While my focus is interiors, I’ve often been asked to design outdoor spaces. It makes great sense — in fact, our patios or decks are extensions of our homes — outdoor living and dining rooms. We don’t have to spend a fortune furnishing them, but how the space is organized is pretty important. Our patios often become our main living space for a third of the year and with a little careful consideration, we can get the most from them.
In the last 15 or so years, our options to furnish outdoor spaces have become as highly designed and equipped as our interiors. No longer should we be satisfied with new webbing on folding chairs and our slightly rusted hibachi: astounding patio options abound. Just pick up a Williams Sonoma catalog — (or Google “grills”) and you’ll find smokers, tagines (what’s a tagine, you ask?) deep fryers for your next turkey, kamado grills for your next pig roast, and firepits aplenty to keep you warm well into autumn’s harvest. Not just for movie stars anymore, our decked-out patios can include fully equipped kitchens, TV screens and sound systems, sumptuous sectionals, outdoor carpeting — and that’s before we even get to the spas, pools, outbuildings and awnings. Swingsets gave way to “play zones” in our increasingly complicated (and correspondingly expensive) list of outdoor options.
For the less well-heeled and more pragmatic among us, it’s a simpler matter of choices, but even that can be daunting. Even more than indoors, the question becomes: how important is it? Clearly in the Northeast we have less time to enjoy the toys of outdoor living than our brethren further south. It’s a bit of “chicken and egg” as well — if you have it, will you use it?
There are some basic things to consider when planning your outdoor living space. Just like any other renovation (and this is indeed one, albeit less life disruptive), allow yourself time to get good plans in place. Hire a professional — there are (at least) as many considerations with landscape and patio design as there are for interior renovation, and proper planning will make all the difference in the world to how your space grows.

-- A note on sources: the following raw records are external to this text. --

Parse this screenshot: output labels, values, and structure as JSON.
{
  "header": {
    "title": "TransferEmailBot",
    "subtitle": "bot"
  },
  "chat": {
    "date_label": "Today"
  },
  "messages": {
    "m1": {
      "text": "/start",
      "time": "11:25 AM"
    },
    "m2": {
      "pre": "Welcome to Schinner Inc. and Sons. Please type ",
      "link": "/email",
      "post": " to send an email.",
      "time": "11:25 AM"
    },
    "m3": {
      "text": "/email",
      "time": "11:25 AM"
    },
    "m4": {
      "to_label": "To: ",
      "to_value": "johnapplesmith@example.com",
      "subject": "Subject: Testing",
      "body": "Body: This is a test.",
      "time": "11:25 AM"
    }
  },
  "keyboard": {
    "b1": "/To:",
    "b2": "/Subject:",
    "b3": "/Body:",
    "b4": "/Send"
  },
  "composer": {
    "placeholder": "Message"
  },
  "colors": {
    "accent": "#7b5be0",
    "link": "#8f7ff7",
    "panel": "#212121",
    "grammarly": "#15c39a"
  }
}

A landscape architect or designer will help you sort out what to plant and what to pave, where drainage is an issue, what your town will require and how to make choices that will look good not only next year, but in 20 years. While it may be wonderful to get those plantings in (or out) and the deck built, it’s frustrating to realize that it doesn’t fit lounge chairs and a table; that the cute little (very expensive) red maple is too close to the house, or that digging around your foundation has led to a wet basement. Even if you do the work yourself, a professional outdoor planner will be able to help you find solid solutions and avoid costly mistakes. He or she can help you figure out how to deal with sun angles, create shade, minimize mosquitoes, protect from downpours, shelter from wind, capture breezes, and plant so that this summer afternoons your hammock gets more use than the lawn mower.
Summer living, especially at “the shore,” means striving for simplicity; the less we need to maintain our spaces the more time we have to revel in where we live. Off to the beach, out on the river, down on the boardwalk, and back to our beautiful yards for a (turkey) burger. Whether you’re thinking of “smoking” this summer or sticking to a dog from the Windmill, enjoy!